EXTRACTED MATERIAL:
BEGIN
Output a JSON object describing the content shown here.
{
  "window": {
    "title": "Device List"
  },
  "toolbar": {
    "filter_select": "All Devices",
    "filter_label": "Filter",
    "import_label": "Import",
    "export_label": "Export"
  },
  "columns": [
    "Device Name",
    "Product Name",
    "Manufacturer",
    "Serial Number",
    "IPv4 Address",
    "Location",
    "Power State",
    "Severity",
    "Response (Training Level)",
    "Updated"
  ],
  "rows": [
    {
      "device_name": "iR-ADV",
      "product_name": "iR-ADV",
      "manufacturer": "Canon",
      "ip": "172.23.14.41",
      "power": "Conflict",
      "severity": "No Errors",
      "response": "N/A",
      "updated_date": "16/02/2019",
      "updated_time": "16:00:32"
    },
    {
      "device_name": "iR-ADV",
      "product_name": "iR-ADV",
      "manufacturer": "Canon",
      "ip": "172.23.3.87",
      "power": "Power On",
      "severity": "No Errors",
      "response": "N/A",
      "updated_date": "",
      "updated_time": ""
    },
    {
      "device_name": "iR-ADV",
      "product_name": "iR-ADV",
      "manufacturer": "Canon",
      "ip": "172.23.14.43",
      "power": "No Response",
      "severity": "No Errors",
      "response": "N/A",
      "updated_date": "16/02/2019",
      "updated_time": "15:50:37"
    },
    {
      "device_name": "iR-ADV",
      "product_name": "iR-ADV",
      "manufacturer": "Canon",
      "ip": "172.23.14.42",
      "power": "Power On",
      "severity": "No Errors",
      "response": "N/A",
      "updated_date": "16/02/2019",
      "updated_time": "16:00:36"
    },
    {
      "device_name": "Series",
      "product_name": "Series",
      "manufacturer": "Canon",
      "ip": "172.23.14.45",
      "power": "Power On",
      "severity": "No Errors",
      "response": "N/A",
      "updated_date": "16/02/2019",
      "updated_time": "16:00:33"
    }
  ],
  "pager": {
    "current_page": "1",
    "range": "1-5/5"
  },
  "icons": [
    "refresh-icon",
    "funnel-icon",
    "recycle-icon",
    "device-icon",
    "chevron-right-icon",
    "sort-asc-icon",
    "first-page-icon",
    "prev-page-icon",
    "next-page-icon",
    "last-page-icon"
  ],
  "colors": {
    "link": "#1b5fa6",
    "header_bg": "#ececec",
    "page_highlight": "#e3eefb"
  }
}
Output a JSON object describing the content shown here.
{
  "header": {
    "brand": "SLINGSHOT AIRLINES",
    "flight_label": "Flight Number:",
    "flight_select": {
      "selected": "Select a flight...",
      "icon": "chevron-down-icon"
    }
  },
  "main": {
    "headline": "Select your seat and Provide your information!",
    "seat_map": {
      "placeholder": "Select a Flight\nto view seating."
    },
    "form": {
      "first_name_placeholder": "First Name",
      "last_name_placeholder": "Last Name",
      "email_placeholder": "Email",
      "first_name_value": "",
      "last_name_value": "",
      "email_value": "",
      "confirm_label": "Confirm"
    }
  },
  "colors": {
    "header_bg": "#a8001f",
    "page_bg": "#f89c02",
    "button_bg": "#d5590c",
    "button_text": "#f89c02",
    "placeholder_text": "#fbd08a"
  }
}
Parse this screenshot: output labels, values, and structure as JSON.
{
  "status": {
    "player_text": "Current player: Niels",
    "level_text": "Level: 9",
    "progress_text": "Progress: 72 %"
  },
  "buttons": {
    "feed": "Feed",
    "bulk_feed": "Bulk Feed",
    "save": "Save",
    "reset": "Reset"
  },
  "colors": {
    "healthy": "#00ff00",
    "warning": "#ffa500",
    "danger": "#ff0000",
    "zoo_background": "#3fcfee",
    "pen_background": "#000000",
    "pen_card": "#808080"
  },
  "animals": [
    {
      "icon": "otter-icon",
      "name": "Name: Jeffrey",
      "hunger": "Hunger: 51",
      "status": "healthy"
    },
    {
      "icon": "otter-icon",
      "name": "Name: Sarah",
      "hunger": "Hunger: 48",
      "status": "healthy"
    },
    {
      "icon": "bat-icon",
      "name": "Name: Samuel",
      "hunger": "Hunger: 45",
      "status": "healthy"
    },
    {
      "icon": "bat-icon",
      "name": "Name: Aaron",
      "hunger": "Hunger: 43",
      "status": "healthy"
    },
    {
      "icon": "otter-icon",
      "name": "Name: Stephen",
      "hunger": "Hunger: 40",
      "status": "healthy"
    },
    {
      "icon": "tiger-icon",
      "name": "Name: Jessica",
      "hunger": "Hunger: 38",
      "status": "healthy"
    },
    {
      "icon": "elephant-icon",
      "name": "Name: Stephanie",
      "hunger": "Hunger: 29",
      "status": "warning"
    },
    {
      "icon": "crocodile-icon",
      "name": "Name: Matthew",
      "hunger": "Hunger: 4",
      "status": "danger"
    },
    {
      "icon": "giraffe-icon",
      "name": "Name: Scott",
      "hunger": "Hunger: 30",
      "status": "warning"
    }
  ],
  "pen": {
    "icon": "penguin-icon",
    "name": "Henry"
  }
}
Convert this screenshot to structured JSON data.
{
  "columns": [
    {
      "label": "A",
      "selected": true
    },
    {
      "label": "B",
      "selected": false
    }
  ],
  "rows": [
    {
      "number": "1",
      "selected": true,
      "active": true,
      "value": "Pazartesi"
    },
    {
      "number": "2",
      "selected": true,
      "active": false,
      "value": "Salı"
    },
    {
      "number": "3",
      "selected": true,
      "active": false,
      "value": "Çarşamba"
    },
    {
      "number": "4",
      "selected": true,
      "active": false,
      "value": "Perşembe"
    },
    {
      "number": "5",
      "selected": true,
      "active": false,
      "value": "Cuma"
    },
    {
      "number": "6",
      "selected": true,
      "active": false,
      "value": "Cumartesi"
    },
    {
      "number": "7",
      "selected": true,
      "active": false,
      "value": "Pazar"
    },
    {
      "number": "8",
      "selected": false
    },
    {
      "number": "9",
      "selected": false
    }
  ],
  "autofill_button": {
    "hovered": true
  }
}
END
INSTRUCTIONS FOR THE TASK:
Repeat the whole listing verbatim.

ANSWER TO THE EXERCISE:
Output a JSON object describing the content shown here.
{
  "window": {
    "title": "Device List"
  },
  "toolbar": {
    "filter_select": "All Devices",
    "filter_label": "Filter",
    "import_label": "Import",
    "export_label": "Export"
  },
  "columns": [
    "Device Name",
    "Product Name",
    "Manufacturer",
    "Serial Number",
    "IPv4 Address",
    "Location",
    "Power State",
    "Severity",
    "Response (Training Level)",
    "Updated"
  ],
  "rows": [
    {
      "device_name": "iR-ADV",
      "product_name": "iR-ADV",
      "manufacturer": "Canon",
      "ip": "172.23.14.41",
      "power": "Conflict",
      "severity": "No Errors",
      "response": "N/A",
      "updated_date": "16/02/2019",
      "updated_time": "16:00:32"
    },
    {
      "device_name": "iR-ADV",
      "product_name": "iR-ADV",
      "manufacturer": "Canon",
      "ip": "172.23.3.87",
      "power": "Power On",
      "severity": "No Errors",
      "response": "N/A",
      "updated_date": "",
      "updated_time": ""
    },
    {
      "device_name": "iR-ADV",
      "product_name": "iR-ADV",
      "manufacturer": "Canon",
      "ip": "172.23.14.43",
      "power": "No Response",
      "severity": "No Errors",
      "response": "N/A",
      "updated_date": "16/02/2019",
      "updated_time": "15:50:37"
    },
    {
      "device_name": "iR-ADV",
      "product_name": "iR-ADV",
      "manufacturer": "Canon",
      "ip": "172.23.14.42",
      "power": "Power On",
      "severity": "No Errors",
      "response": "N/A",
      "updated_date": "16/02/2019",
      "updated_time": "16:00:36"
    },
    {
      "device_name": "Series",
      "product_name": "Series",
      "manufacturer": "Canon",
      "ip": "172.23.14.45",
      "power": "Power On",
      "severity": "No Errors",
      "response": "N/A",
      "updated_date": "16/02/2019",
      "updated_time": "16:00:33"
    }
  ],
  "pager": {
    "current_page": "1",
    "range": "1-5/5"
  },
  "icons": [
    "refresh-icon",
    "funnel-icon",
    "recycle-icon",
    "device-icon",
    "chevron-right-icon",
    "sort-asc-icon",
    "first-page-icon",
    "prev-page-icon",
    "next-page-icon",
    "last-page-icon"
  ],
  "colors": {
    "link": "#1b5fa6",
    "header_bg": "#ececec",
    "page_highlight": "#e3eefb"
  }
}
Output a JSON object describing the content shown here.
{
  "header": {
    "brand": "SLINGSHOT AIRLINES",
    "flight_label": "Flight Number:",
    "flight_select": {
      "selected": "Select a flight...",
      "icon": "chevron-down-icon"
    }
  },
  "main": {
    "headline": "Select your seat and Provide your information!",
    "seat_map": {
      "placeholder": "Select a Flight\nto view seating."
    },
    "form": {
      "first_name_placeholder": "First Name",
      "last_name_placeholder": "Last Name",
      "email_placeholder": "Email",
      "first_name_value": "",
      "last_name_value": "",
      "email_value": "",
      "confirm_label": "Confirm"
    }
  },
  "colors": {
    "header_bg": "#a8001f",
    "page_bg": "#f89c02",
    "button_bg": "#d5590c",
    "button_text": "#f89c02",
    "placeholder_text": "#fbd08a"
  }
}
Parse this screenshot: output labels, values, and structure as JSON.
{
  "status": {
    "player_text": "Current player: Niels",
    "level_text": "Level: 9",
    "progress_text": "Progress: 72 %"
  },
  "buttons": {
    "feed": "Feed",
    "bulk_feed": "Bulk Feed",
    "save": "Save",
    "reset": "Reset"
  },
  "colors": {
    "healthy": "#00ff00",
    "warning": "#ffa500",
    "danger": "#ff0000",
    "zoo_background": "#3fcfee",
    "pen_background": "#000000",
    "pen_card": "#808080"
  },
  "animals": [
    {
      "icon": "otter-icon",
      "name": "Name: Jeffrey",
      "hunger": "Hunger: 51",
      "status": "healthy"
    },
    {
      "icon": "otter-icon",
      "name": "Name: Sarah",
      "hunger": "Hunger: 48",
      "status": "healthy"
    },
    {
      "icon": "bat-icon",
      "name": "Name: Samuel",
      "hunger": "Hunger: 45",
      "status": "healthy"
    },
    {
      "icon": "bat-icon",
      "name": "Name: Aaron",
      "hunger": "Hunger: 43",
      "status": "healthy"
    },
    {
      "icon": "otter-icon",
      "name": "Name: Stephen",
      "hunger": "Hunger: 40",
      "status": "healthy"
    },
    {
      "icon": "tiger-icon",
      "name": "Name: Jessica",
      "hunger": "Hunger: 38",
      "status": "healthy"
    },
    {
      "icon": "elephant-icon",
      "name": "Name: Stephanie",
      "hunger": "Hunger: 29",
      "status": "warning"
    },
    {
      "icon": "crocodile-icon",
      "name": "Name: Matthew",
      "hunger": "Hunger: 4",
      "status": "danger"
    },
    {
      "icon": "giraffe-icon",
      "name": "Name: Scott",
      "hunger": "Hunger: 30",
      "status": "warning"
    }
  ],
  "pen": {
    "icon": "penguin-icon",
    "name": "Henry"
  }
}
Convert this screenshot to structured JSON data.
{
  "columns": [
    {
      "label": "A",
      "selected": true
    },
    {
      "label": "B",
      "selected": false
    }
  ],
  "rows": [
    {
      "number": "1",
      "selected": true,
      "active": true,
      "value": "Pazartesi"
    },
    {
      "number": "2",
      "selected": true,
      "active": false,
      "value": "Salı"
    },
    {
      "number": "3",
      "selected": true,
      "active": false,
      "value": "Çarşamba"
    },
    {
      "number": "4",
      "selected": true,
      "active": false,
      "value": "Perşembe"
    },
    {
      "number": "5",
      "selected": true,
      "active": false,
      "value": "Cuma"
    },
    {
      "number": "6",
      "selected": true,
      "active": false,
      "value": "Cumartesi"
    },
    {
      "number": "7",
      "selected": true,
      "active": false,
      "value": "Pazar"
    },
    {
      "number": "8",
      "selected": false
    },
    {
      "number": "9",
      "selected": false
    }
  ],
  "autofill_button": {
    "hovered": true
  }
}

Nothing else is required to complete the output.